* [Activity]
The tail of the records, from the line containing "Parse this screenshot: output" through the final line, should be printed exactly and on its own.

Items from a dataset
########################################

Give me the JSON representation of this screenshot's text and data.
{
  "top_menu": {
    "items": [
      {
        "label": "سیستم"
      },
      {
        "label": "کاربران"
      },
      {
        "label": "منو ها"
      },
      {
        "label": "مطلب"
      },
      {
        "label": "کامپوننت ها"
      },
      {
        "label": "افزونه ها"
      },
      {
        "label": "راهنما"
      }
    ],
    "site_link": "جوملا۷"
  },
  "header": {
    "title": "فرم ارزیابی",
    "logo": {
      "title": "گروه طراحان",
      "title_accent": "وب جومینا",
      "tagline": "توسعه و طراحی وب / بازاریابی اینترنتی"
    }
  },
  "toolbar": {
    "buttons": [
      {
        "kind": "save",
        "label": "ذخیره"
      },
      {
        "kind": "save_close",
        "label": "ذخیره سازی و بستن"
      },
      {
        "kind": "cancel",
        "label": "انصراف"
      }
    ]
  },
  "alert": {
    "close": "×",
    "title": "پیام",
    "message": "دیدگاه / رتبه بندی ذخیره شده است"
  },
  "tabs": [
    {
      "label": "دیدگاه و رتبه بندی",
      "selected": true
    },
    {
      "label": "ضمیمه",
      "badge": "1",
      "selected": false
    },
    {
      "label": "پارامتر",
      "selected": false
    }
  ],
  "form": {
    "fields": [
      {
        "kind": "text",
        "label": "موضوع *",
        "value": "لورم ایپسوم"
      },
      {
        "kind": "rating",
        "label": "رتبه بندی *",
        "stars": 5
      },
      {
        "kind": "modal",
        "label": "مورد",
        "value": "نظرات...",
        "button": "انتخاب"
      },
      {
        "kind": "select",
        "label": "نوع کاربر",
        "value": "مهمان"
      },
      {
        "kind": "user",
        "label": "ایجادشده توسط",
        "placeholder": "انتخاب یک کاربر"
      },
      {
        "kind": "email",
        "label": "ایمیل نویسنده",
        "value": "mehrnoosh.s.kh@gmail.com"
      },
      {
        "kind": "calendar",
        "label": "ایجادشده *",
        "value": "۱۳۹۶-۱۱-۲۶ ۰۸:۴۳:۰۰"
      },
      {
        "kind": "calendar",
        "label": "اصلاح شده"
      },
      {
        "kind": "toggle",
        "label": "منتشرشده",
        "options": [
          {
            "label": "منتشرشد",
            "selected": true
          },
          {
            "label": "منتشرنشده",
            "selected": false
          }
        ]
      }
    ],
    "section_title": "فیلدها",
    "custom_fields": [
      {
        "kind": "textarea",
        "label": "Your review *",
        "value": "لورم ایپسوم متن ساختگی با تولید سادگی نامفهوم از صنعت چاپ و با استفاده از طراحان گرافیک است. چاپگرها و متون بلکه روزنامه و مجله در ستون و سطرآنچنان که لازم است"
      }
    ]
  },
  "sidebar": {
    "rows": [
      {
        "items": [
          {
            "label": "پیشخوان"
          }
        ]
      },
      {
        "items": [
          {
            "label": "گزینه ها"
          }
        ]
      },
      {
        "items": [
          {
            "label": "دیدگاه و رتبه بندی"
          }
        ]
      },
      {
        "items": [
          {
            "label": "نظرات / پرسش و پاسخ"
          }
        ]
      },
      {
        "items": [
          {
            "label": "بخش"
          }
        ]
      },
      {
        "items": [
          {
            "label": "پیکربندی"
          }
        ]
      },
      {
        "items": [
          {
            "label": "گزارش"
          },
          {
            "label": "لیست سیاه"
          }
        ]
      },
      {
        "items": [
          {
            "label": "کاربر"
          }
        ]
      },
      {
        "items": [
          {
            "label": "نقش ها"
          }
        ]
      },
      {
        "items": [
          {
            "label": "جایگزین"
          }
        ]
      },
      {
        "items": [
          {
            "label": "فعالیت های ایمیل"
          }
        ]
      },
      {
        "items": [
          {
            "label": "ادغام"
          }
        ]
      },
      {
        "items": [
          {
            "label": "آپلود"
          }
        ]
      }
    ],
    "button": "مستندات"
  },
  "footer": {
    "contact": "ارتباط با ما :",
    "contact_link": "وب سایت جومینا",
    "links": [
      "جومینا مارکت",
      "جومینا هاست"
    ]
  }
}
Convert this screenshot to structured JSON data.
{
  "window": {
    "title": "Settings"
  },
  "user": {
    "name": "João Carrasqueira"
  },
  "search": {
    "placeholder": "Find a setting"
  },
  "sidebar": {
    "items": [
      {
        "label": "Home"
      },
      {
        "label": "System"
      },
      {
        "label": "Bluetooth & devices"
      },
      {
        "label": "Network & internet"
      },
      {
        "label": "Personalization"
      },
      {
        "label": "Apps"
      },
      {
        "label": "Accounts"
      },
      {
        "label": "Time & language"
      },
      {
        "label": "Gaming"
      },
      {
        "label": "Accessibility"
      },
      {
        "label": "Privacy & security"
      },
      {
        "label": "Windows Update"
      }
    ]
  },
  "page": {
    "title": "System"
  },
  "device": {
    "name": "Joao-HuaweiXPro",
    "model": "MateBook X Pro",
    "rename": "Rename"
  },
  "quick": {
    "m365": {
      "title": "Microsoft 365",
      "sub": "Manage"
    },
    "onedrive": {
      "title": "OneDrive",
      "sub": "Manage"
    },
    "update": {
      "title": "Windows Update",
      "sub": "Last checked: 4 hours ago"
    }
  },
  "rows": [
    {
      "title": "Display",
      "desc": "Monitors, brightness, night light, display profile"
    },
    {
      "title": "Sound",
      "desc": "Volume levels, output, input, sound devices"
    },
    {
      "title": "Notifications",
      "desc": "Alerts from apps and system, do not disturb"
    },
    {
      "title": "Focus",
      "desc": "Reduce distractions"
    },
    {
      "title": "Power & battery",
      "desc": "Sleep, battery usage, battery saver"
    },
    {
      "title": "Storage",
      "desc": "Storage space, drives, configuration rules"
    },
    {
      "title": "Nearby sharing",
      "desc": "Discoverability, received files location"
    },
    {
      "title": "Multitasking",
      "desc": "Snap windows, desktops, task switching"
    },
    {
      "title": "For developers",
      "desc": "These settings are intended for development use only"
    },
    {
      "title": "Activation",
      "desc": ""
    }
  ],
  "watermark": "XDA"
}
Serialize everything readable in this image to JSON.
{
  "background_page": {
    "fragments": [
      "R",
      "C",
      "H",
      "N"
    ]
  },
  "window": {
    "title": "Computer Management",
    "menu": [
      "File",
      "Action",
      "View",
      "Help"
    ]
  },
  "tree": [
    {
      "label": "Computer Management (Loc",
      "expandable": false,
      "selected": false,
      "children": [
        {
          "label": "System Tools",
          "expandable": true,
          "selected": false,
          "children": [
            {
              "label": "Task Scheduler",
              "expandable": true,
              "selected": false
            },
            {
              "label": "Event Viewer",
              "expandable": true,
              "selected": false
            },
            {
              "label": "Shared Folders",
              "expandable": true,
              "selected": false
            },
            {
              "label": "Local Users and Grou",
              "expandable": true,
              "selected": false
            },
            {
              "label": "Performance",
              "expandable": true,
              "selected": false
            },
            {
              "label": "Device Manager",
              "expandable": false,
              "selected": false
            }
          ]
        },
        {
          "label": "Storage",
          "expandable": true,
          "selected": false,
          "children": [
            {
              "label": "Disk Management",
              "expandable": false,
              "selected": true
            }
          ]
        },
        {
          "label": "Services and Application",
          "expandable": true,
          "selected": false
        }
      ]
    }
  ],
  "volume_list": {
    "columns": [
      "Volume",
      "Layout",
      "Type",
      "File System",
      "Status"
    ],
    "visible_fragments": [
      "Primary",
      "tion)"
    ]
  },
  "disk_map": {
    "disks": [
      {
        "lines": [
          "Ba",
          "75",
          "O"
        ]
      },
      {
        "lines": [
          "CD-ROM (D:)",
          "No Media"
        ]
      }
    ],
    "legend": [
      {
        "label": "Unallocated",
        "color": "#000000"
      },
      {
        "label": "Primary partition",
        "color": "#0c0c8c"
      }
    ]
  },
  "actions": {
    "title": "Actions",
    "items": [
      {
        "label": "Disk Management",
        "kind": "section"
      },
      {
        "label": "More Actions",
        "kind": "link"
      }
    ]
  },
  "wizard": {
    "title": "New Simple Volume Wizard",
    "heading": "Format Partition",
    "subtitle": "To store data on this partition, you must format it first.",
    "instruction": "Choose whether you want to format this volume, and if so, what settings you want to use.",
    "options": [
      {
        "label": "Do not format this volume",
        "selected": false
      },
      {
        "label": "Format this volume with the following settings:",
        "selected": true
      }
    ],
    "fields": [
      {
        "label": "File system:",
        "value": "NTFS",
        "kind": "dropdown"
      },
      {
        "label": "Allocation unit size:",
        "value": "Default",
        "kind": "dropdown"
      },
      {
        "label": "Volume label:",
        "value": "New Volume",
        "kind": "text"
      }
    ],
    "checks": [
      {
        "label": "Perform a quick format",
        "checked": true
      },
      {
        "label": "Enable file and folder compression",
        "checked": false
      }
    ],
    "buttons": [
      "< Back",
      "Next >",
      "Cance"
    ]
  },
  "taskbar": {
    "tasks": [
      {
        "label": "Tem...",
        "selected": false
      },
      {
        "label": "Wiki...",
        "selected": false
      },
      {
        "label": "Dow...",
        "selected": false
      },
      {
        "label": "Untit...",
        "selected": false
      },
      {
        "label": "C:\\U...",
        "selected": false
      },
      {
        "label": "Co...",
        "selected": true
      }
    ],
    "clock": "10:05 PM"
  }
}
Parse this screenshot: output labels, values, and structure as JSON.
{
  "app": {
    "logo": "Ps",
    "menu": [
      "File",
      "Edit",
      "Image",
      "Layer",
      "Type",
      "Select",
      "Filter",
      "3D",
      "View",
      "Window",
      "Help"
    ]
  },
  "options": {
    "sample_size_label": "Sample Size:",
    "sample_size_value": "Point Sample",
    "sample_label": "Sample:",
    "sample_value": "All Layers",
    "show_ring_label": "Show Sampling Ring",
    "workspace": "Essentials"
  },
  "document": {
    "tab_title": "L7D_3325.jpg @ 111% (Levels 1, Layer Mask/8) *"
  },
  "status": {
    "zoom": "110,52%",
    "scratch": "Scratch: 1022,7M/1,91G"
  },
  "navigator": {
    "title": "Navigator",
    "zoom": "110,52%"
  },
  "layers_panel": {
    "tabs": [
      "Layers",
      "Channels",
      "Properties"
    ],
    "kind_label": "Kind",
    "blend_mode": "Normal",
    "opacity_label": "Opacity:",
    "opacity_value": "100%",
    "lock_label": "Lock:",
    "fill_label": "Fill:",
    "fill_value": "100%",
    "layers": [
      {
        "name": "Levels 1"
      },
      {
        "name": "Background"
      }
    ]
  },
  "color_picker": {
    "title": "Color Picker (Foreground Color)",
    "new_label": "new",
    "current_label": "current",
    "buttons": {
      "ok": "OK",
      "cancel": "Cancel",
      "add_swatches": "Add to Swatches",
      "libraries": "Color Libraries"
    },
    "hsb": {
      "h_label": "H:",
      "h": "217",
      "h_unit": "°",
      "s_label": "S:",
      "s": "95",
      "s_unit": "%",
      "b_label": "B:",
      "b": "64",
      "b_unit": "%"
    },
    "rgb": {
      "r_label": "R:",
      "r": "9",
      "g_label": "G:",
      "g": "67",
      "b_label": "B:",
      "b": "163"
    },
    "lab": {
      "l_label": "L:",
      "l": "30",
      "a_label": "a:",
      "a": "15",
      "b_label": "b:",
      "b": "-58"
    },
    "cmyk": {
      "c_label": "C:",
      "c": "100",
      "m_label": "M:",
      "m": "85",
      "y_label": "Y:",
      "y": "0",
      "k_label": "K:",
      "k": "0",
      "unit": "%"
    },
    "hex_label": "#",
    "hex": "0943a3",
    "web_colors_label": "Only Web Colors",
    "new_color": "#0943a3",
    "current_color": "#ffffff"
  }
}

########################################

* [Output for this task]
Parse this screenshot: output labels, values, and structure as JSON.
{
  "app": {
    "logo": "Ps",
    "menu": [
      "File",
      "Edit",
      "Image",
      "Layer",
      "Type",
      "Select",
      "Filter",
      "3D",
      "View",
      "Window",
      "Help"
    ]
  },
  "options": {
    "sample_size_label": "Sample Size:",
    "sample_size_value": "Point Sample",
    "sample_label": "Sample:",
    "sample_value": "All Layers",
    "show_ring_label": "Show Sampling Ring",
    "workspace": "Essentials"
  },
  "document": {
    "tab_title": "L7D_3325.jpg @ 111% (Levels 1, Layer Mask/8) *"
  },
  "status": {
    "zoom": "110,52%",
    "scratch": "Scratch: 1022,7M/1,91G"
  },
  "navigator": {
    "title": "Navigator",
    "zoom": "110,52%"
  },
  "layers_panel": {
    "tabs": [
      "Layers",
      "Channels",
      "Properties"
    ],
    "kind_label": "Kind",
    "blend_mode": "Normal",
    "opacity_label": "Opacity:",
    "opacity_value": "100%",
    "lock_label": "Lock:",
    "fill_label": "Fill:",
    "fill_value": "100%",
    "layers": [
      {
        "name": "Levels 1"
      },
      {
        "name": "Background"
      }
    ]
  },
  "color_picker": {
    "title": "Color Picker (Foreground Color)",
    "new_label": "new",
    "current_label": "current",
    "buttons": {
      "ok": "OK",
      "cancel": "Cancel",
      "add_swatches": "Add to Swatches",
      "libraries": "Color Libraries"
    },
    "hsb": {
      "h_label": "H:",
      "h": "217",
      "h_unit": "°",
      "s_label": "S:",
      "s": "95",
      "s_unit": "%",
      "b_label": "B:",
      "b": "64",
      "b_unit": "%"
    },
    "rgb": {
      "r_label": "R:",
      "r": "9",
      "g_label": "G:",
      "g": "67",
      "b_label": "B:",
      "b": "163"
    },
    "lab": {
      "l_label": "L:",
      "l": "30",
      "a_label": "a:",
      "a": "15",
      "b_label": "b:",
      "b": "-58"
    },
    "cmyk": {
      "c_label": "C:",
      "c": "100",
      "m_label": "M:",
      "m": "85",
      "y_label": "Y:",
      "y": "0",
      "k_label": "K:",
      "k": "0",
      "unit": "%"
    },
    "hex_label": "#",
    "hex": "0943a3",
    "web_colors_label": "Only Web Colors",
    "new_color": "#0943a3",
    "current_color": "#ffffff"
  }
}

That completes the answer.